FN 4. Hertz claims it is in a similar manner insuring itself because of its statutory $15,000/30,000 exposure as owner of the vehicle. This argument overlooks the fact that the coverage it is offering its customer far exceeds its statutory exposure.

FN 5. In deposition testimony, an employee of Hertz was asked this question, "Would it be correct to state that the protections provided by virtue of paragraph 9 are a part of the package of rights which the renter gets when he pays the sum called for by the rental agreement?" The answer was "Yes."

FN 6. Appellant concedes that Hertz is not authorized by the California Insurance Commissioner to act as a class 8 (liability) insurer but argues, and we agree, this is not a requisite to her maintaining an action against Hertz under section 790.03. (See People v. United National Life Ins. Co. (1967) 66 Cal. 2d 577 [58 Cal. Rptr. 599, 427 P.2d 199].)

FN 7. Hertz conceded that it could contract with an insurance company to carry its customers' coverage under the terms of paragraph 9 if it did not choose to handle the coverage as a self-insurer.

FN 8. Also see 61 Ops.Cal.Atty.Gen. 214 (1978),citing other cases that hold that businesses other than insurance companies can be engaged in the insurance business.

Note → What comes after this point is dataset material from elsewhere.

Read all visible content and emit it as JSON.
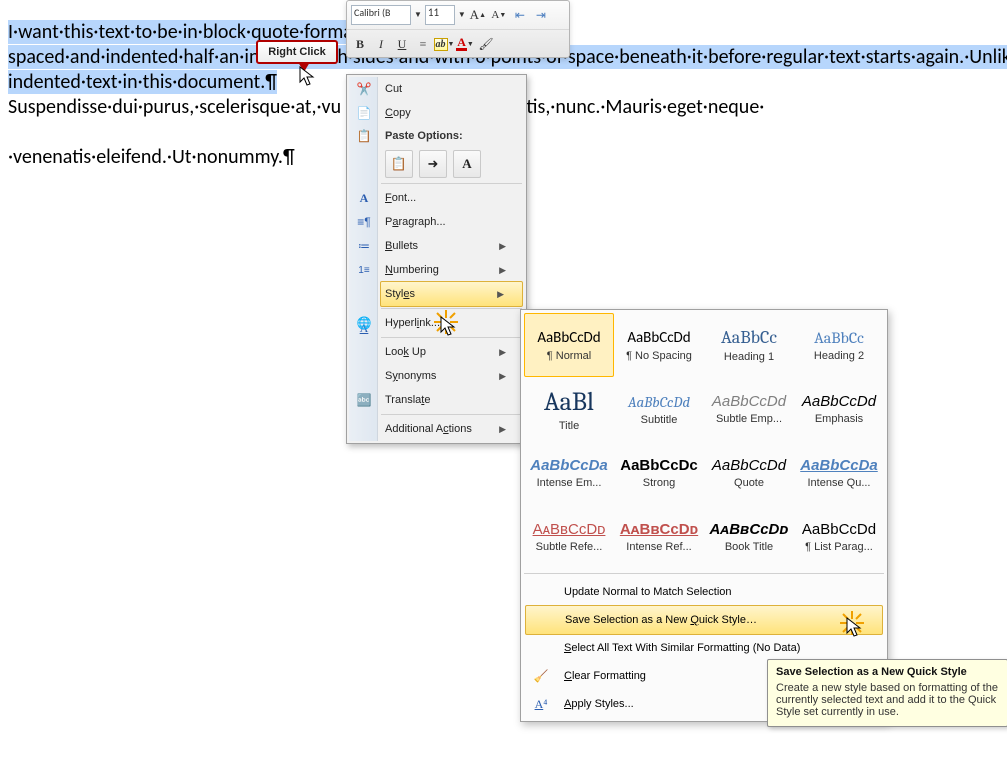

FN 9. Vehicle Code section 16053 authorizes the Department of Motor Vehicles to issue a certificate of self-insurance to applicants who have more than 25 vehicles registered in their name. It can authorize applicants to act as self-insurers for either property damage or bodily injury or both. Hertz as a recipient of such a certificate cliams this section exempts it from the provisions of section 790.03. We disagree. The section simply recognizes certain large enterprises can be self-insured. It does not state, or ever suggest, that self-insurers operating like Hertz can escape the provisions of section 790.03.